Exercise directions: Beginning at the line that mentions "Output a JSON", retype the rest of the records below exactly. Pictures are not part of the copy.

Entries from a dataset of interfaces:
------------------------------------
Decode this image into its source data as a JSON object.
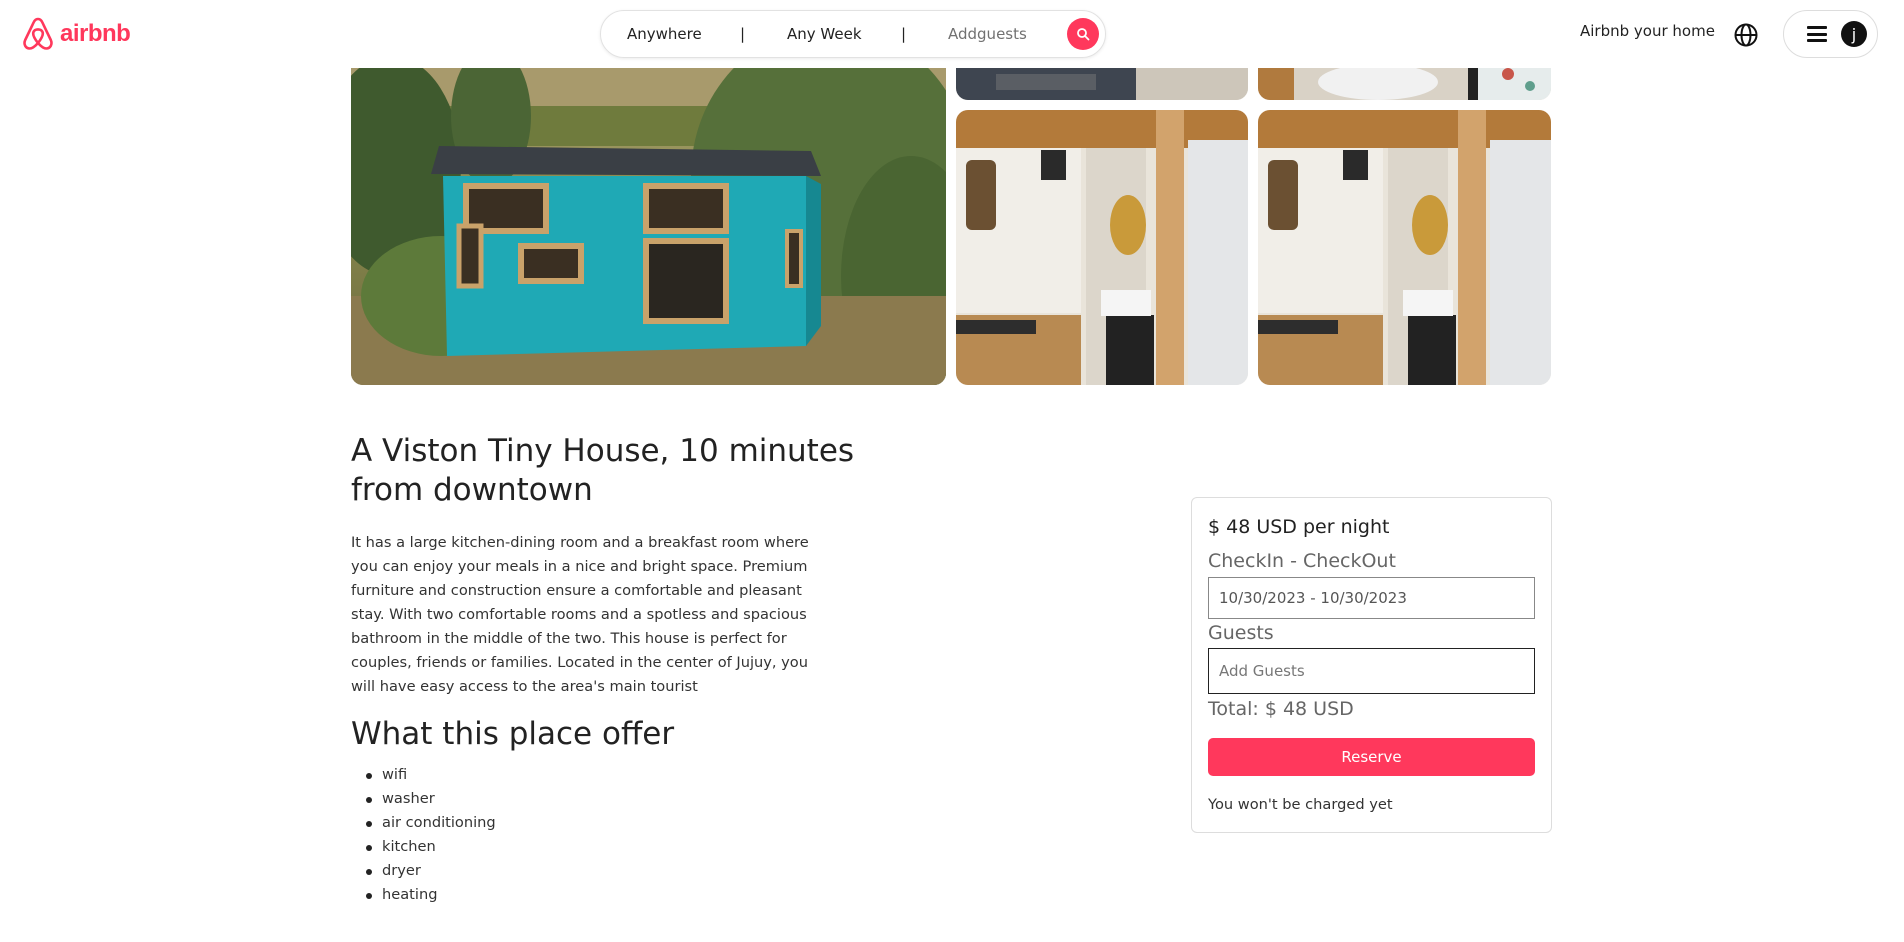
{
  "header": {
    "logo_text": "airbnb",
    "brand_color": "#ff385c",
    "search": {
      "location": "Anywhere",
      "divider": "|",
      "week": "Any Week",
      "guests": "Addguests",
      "button_icon": "search-icon"
    },
    "host_link": "Airbnb your home",
    "globe_icon": "globe-icon",
    "menu_icon": "hamburger-icon",
    "avatar_initial": "j"
  },
  "gallery": {
    "photos": [
      "tiny-house-exterior",
      "interior-top-left",
      "bathroom-top-right",
      "kitchen-interior",
      "kitchen-interior"
    ]
  },
  "listing": {
    "title": "A Viston Tiny House, 10 minutes from downtown",
    "description": "It has a large kitchen-dining room and a breakfast room where you can enjoy your meals in a nice and bright space. Premium furniture and construction ensure a comfortable and pleasant stay. With two comfortable rooms and a spotless and spacious bathroom in the middle of the two. This house is perfect for couples, friends or families. Located in the center of Jujuy, you will have easy access to the area's main tourist",
    "offers_title": "What this place offer",
    "amenities": [
      "wifi",
      "washer",
      "air conditioning",
      "kitchen",
      "dryer",
      "heating"
    ]
  },
  "booking": {
    "price": "$ 48 USD per night",
    "dates_label": "CheckIn - CheckOut",
    "dates_value": "10/30/2023 - 10/30/2023",
    "guests_label": "Guests",
    "guests_placeholder": "Add Guests",
    "total": "Total: $ 48 USD",
    "reserve_label": "Reserve",
    "note": "You won't be charged yet"
  }
}
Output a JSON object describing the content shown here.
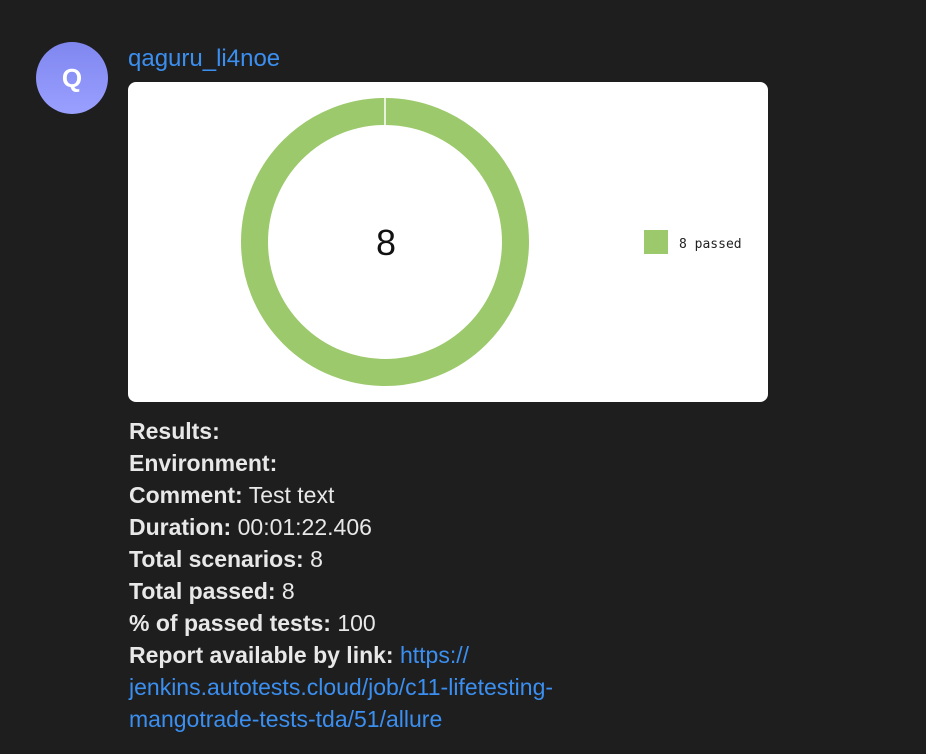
{
  "message": {
    "avatar_letter": "Q",
    "sender": "qaguru_li4noe",
    "colors": {
      "background": "#1e1e1e",
      "accent_link": "#3b8ff0",
      "avatar_gradient_top": "#7f86ef",
      "passed_green": "#9bc96b"
    },
    "report_image": {
      "center_total": "8",
      "legend_label": "8 passed"
    },
    "lines": {
      "results_label": "Results:",
      "environment_label": "Environment:",
      "comment_label": "Comment:",
      "comment_value": " Test text",
      "duration_label": "Duration:",
      "duration_value": " 00:01:22.406",
      "total_scenarios_label": "Total scenarios:",
      "total_scenarios_value": " 8",
      "total_passed_label": "Total passed:",
      "total_passed_value": " 8",
      "percent_label": "% of passed tests:",
      "percent_value": " 100",
      "report_label": "Report available by link:",
      "report_link_part1": "https://",
      "report_link_part2": "jenkins.autotests.cloud/job/c11-lifetesting-",
      "report_link_part3": "mangotrade-tests-tda/51/allure"
    }
  },
  "chart_data": {
    "type": "pie",
    "categories": [
      "passed"
    ],
    "values": [
      8
    ],
    "colors": [
      "#9bc96b"
    ],
    "donut": true,
    "center_label": "8",
    "legend": [
      "8 passed"
    ],
    "legend_position": "right"
  }
}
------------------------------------
Your response:
Output a JSON object describing the content shown here.
{
  "message": {
    "avatar_letter": "Q",
    "sender": "qaguru_li4noe",
    "colors": {
      "background": "#1e1e1e",
      "accent_link": "#3b8ff0",
      "avatar_gradient_top": "#7f86ef",
      "passed_green": "#9bc96b"
    },
    "report_image": {
      "center_total": "8",
      "legend_label": "8 passed"
    },
    "lines": {
      "results_label": "Results:",
      "environment_label": "Environment:",
      "comment_label": "Comment:",
      "comment_value": " Test text",
      "duration_label": "Duration:",
      "duration_value": " 00:01:22.406",
      "total_scenarios_label": "Total scenarios:",
      "total_scenarios_value": " 8",
      "total_passed_label": "Total passed:",
      "total_passed_value": " 8",
      "percent_label": "% of passed tests:",
      "percent_value": " 100",
      "report_label": "Report available by link:",
      "report_link_part1": "https://",
      "report_link_part2": "jenkins.autotests.cloud/job/c11-lifetesting-",
      "report_link_part3": "mangotrade-tests-tda/51/allure"
    }
  },
  "chart_data": {
    "type": "pie",
    "categories": [
      "passed"
    ],
    "values": [
      8
    ],
    "colors": [
      "#9bc96b"
    ],
    "donut": true,
    "center_label": "8",
    "legend": [
      "8 passed"
    ],
    "legend_position": "right"
  }
}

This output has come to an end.